Saturday, May 23, 2020
In its conclusion, the Korean CDC writes that the spread of the virus was almost entirely limited to the one floor “despite considerable interaction between workers on different floors in the elevators and lobby.” This would suggest that the main facilitator wasn’t common touch points, such as doors and elevator buttons, but rather common airspace. When people talk—or sneeze or cough—they produce respiratory droplets that can come to rest in other people’s mouths, noses, and lungs. Talking for hours in close quarters, in an unventilated space, can create an ideal petri dish for COVID-19 transmission.
It would be irresponsible to use the Korean study an an illustrative example if it were an outlier. But its main finding is fully in line with the emerging scientific consensus. On Thursday, the Centers for Disease Control and Prevention updated its summary of COVID-19 transmission to clarify that the virus “does not spread easily” from touching surfaces or objects—like, say, elevator buttons. Instead, they wrote, “the virus is thought to spread mainly from person-to-person … through respiratory droplets.”

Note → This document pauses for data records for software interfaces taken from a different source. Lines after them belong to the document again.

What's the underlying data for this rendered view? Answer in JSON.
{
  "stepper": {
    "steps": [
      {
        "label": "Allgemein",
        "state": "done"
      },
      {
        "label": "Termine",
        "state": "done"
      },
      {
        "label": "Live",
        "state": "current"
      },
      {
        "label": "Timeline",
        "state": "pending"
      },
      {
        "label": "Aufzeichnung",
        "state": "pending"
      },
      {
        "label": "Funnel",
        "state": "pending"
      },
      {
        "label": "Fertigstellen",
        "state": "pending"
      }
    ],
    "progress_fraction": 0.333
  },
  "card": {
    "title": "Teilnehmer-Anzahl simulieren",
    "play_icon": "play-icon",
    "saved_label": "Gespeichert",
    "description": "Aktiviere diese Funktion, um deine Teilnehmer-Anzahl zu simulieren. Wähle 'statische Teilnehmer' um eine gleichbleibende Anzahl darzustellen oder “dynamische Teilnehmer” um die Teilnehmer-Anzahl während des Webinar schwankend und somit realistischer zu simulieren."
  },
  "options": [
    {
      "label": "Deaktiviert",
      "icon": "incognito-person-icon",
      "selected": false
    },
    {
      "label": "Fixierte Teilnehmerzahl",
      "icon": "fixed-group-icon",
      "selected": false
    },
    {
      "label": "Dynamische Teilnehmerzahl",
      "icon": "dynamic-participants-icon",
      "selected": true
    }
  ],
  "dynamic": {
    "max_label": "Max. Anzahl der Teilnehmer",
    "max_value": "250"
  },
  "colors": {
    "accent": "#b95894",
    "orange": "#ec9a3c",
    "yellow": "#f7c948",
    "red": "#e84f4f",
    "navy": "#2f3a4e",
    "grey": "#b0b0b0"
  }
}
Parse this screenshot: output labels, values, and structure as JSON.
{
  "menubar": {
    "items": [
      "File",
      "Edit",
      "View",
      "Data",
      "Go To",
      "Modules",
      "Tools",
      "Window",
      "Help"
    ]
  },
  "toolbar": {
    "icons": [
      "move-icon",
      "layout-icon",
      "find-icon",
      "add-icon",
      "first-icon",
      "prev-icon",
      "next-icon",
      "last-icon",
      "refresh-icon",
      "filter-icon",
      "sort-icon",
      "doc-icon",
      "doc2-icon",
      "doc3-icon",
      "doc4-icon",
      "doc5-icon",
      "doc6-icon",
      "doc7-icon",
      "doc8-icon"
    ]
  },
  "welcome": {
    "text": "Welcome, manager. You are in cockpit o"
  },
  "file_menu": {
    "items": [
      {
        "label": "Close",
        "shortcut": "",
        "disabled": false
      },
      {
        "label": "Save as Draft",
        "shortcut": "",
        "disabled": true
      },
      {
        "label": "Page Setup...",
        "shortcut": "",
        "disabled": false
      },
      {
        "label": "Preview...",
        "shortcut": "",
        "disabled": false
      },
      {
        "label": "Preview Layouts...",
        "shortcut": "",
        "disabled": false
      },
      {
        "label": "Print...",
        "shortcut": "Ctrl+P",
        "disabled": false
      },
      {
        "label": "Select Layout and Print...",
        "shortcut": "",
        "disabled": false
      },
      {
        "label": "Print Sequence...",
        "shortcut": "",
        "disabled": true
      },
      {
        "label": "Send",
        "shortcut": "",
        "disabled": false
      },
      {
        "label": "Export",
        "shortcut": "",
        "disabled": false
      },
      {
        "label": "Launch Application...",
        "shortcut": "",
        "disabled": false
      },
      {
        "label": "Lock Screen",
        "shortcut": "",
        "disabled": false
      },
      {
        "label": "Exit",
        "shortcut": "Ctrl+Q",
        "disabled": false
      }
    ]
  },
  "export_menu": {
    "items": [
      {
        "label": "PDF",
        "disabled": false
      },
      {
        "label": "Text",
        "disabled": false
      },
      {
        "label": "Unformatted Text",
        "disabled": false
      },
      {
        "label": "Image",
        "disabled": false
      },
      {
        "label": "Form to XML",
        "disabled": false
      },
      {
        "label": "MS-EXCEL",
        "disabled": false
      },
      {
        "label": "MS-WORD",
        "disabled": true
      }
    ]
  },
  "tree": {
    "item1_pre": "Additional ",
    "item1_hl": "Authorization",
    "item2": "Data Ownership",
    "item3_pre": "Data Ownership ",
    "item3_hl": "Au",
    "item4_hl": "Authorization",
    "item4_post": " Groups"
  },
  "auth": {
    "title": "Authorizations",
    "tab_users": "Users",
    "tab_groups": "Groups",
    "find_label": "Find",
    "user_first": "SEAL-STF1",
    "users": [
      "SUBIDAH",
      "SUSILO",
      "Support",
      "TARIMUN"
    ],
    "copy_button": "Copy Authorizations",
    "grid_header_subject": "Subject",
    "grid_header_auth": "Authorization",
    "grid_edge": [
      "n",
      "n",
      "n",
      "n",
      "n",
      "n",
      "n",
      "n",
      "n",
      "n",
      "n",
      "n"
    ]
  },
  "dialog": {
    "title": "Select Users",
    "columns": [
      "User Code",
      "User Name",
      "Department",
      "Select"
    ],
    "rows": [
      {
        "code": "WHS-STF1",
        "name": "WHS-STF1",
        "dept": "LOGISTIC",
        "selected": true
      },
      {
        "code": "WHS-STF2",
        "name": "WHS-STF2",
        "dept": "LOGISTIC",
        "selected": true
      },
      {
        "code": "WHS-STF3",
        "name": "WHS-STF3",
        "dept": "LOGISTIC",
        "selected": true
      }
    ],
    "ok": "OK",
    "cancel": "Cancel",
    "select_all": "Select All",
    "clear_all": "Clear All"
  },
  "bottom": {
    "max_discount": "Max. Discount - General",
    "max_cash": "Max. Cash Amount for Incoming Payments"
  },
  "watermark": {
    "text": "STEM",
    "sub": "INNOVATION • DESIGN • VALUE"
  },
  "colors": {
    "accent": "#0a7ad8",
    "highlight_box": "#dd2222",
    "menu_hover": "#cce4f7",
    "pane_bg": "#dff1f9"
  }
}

I realize this is totally selfish, but it would be fine with me if we reconfigured the world so that everyone lived and worked in more outside type places. Civilization wants to pack us all into enclosed spaces like a bunch of bugs or galley slaves or something. Just my opinion.